On the New Year’s Eve, showman Volodymyr Zelenskyi made Facebook community forget about all other presidential candidates and discuss only him. At first sight, this should satisfy his political technologists. The only problem is that Facebook comments were predominantly negative.
After collapse of the USSR, a tradition was established in Ukraine: several minutes before the New Year, the country’s president, no matter what is his name, congratulates citizens and wishes them a happy New Year. Every president, from Leonid Kravchuk to Petro Poroshenko, has done this.
But the “1+1” TV channel owned by oligarch Ihor Kolomoyskyi changed this tradition. Just before the New Year, Volodymyr Zelenskyi made an appearance on this channel, congratulated his fellow citizens with the upcoming New Year and stated that he would run for president. Congratulation of the incumbent president Poroshenko was shifted and shown after the clock stroke 12 am.
Formally, there was nothing special about this occurrence, since “1+1” is a private channel. Its owners have exclusive right to show anyone they like or not show anyone at all. But the FB community became angry at the fact that, by doing so, the channels owners humiliated not president Poroshenko personally, against whom Kolomoyskyi is fighting fiercely, but the presidency institution itself.
Kateryna Venzhyk, the National Bank of Ukraine employee, made a parallel with the incident from 2009. She recalled that, in that year, a campaign to promote Russian ruble and belittle Ukrainian hryvnia was launched. “There were dozens of commentaries about fragility of the national currency and hundreds of articles about its upcoming collapse coupled with derision of hryvnia itself – from its historical prototype to its modern design… It was truly bizarre to read all of this, as various authors persuaded not to treat the Ukrainian currency seriously by calling it by different humiliating names, from “candy wrapper” to “crippled successor of coupon,” Kateryna wrote on her FB page.
Security service of the bank she then worked for told her a story that seemed fantastic at that time but looks completely realistic today. Russia financed a campaign to discredit hryvnia and paid several financial journalists to lead it.
“When I naively asked,” Kateryna continued, “why anyone would be interested in humiliating our national currency, the smart security serviceman told me: ‘Because national currency is a synonym of a statehood. If you lose trust in your currency, you soon lose trust in your state.’”
“You might ask what this story about hryvnia has to do with Zelenskyi replacing Poroshenko?” Kateryna wrote, “By ridiculing any state symbols, from its currency to coat of arms to flag to presidency institution, you are undermining statehood. No, I do not encourage worshipping of our political leaders. But there is a difference between criticism and mockery and there is even bigger difference between ridiculing a person and ridiculing an institution. To replace the president in the moment when everyone is waiting to see him with the clown is exactly a mockery of the institution.”

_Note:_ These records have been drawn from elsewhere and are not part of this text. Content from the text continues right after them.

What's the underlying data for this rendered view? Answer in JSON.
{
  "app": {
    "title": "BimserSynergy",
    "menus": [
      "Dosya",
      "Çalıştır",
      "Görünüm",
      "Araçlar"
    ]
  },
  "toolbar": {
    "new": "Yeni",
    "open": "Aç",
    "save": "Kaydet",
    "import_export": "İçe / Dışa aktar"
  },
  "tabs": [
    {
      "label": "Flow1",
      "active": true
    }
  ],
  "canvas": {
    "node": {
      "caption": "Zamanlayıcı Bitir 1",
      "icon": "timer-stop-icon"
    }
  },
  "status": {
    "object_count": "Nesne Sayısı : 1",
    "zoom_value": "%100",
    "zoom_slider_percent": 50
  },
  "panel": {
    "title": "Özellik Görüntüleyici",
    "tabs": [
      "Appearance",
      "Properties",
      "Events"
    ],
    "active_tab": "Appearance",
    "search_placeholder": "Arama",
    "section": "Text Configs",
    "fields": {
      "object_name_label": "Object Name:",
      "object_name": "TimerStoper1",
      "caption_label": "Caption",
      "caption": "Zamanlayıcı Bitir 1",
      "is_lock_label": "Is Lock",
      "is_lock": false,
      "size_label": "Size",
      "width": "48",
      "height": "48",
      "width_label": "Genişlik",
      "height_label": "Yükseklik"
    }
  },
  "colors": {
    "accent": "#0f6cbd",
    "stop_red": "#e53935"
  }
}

Political expert Volodymyr Fesenko expressed similar opinion: “This violates one of informal rules and rituals that unite the country in the same way as the flag and the anthem do. You could think that this tradition, which do not exist in many countries, is a Soviet leftover. You could have negative opinion about the incumbent president. But in a new and insufficiently strong state, it is better to preserve uniting traditions and rituals and even create new ones, but not destroy existing. Let’s imagine that various politicians and oligarchs start giving New Year congratulations instead of the country’s president: Firtash or Boyko on the “Inter” channel, Akhmetov, Liashko or Vilkul on “Ukraine”, Medvedchuk on “112 Ukraine” etc. In a symbolic way, this would mean disintegration of the single country into separate info-political feuds. If Zelenskyi becomes president, his New Year’s demarche will backfire, as he could become the victim of similar disrespect. This is not about Zelenskyi or Poroshenko, but about importance of following formal and informal rules and rituals that bring the country together. If they are violated, the country will disintegrate.”

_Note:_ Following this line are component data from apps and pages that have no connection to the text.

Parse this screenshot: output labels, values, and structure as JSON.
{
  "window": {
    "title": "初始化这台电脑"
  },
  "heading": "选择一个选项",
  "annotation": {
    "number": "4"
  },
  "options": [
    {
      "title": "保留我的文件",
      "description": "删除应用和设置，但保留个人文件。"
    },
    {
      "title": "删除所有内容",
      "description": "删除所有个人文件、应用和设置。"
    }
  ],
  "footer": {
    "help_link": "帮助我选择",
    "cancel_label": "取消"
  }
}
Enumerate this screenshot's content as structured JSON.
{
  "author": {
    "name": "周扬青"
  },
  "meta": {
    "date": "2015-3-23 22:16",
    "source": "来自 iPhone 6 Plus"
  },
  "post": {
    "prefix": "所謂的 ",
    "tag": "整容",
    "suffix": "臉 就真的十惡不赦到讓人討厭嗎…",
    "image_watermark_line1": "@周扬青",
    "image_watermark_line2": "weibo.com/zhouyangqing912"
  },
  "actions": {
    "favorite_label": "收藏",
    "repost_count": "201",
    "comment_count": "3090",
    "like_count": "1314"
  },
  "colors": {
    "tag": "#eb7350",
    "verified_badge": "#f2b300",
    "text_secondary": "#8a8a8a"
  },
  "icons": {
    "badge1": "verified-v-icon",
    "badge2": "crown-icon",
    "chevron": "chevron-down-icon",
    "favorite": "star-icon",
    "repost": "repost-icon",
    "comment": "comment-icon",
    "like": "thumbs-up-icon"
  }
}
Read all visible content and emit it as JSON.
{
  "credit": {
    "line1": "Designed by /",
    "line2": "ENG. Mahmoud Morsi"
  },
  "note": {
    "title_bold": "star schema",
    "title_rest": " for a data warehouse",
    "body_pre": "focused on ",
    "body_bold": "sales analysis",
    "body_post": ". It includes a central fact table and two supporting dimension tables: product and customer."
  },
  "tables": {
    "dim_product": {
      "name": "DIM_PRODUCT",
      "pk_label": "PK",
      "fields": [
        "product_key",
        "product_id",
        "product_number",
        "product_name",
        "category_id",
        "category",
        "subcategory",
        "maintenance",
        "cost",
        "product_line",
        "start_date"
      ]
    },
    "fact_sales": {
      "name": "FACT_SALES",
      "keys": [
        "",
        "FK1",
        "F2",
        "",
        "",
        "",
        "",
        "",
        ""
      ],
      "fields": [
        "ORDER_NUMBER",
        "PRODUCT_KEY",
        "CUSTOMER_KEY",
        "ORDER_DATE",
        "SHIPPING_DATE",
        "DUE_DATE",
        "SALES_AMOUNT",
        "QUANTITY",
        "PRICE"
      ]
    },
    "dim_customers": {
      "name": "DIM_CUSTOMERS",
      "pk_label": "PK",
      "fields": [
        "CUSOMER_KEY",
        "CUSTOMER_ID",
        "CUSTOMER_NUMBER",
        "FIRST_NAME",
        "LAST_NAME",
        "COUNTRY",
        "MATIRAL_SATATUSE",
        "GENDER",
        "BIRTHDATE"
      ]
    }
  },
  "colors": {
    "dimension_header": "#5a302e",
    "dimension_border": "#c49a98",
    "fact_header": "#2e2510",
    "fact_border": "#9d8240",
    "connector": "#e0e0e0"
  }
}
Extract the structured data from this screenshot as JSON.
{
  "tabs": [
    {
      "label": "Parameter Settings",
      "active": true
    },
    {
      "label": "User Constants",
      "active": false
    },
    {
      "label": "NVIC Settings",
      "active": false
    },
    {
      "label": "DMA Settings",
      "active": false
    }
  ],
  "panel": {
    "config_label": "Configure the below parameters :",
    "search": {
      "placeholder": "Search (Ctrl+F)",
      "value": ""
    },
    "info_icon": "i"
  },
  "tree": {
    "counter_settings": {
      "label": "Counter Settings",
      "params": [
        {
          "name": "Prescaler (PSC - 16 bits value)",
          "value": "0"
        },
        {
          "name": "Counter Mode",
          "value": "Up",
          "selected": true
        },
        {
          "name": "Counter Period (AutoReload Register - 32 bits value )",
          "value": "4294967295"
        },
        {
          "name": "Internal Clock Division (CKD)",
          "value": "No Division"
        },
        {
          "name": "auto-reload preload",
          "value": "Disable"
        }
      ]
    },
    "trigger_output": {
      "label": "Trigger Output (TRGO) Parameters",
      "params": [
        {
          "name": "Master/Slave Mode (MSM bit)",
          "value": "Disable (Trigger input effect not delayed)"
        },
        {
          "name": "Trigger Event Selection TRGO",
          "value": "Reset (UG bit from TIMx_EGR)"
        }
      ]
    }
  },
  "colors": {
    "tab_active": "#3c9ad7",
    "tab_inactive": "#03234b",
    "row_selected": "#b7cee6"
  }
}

Serhiy Tykhyi, “Ukrinform” informational agency head of department, wrote on his FB page that, in times of war, it is necessary to preserve the tradition of New Year’s presidential address. “In our times of war and never ending attempts to divide Ukrainians, it is important to keep this tradition and let Ukrainian president speak to all citizens. You could ask why it is important. This should be done so that this speech could be seen as a metaphor of our national unity, despite all controversies, on the eve of the elections. That would make everyone in Kremlin go mad in bitterness and frustration… It is bad when hatred paralyzes brain functioning; it is worse when this happens due to indifference and even worse if this happens due to stupidity,’ he wrote on his FB page.
Roman Kulchynskyi, “Texty.org.ua” chief editor, wrote sarcastically: “They ruined the holidays and made everyone angry. Excellent start! Terrific political technologists! The results will be the same.” He also made his New Year’s prediction: “Zelenskyi will get 2 percent, just like Sadovyi. The people only joke when they answer questions of public opinion polls, but Benia thinks it’s for real. Watching Zelenskyi after the elections will be total fun. Happy New Year! It will weed out some jerks from the politics for good.”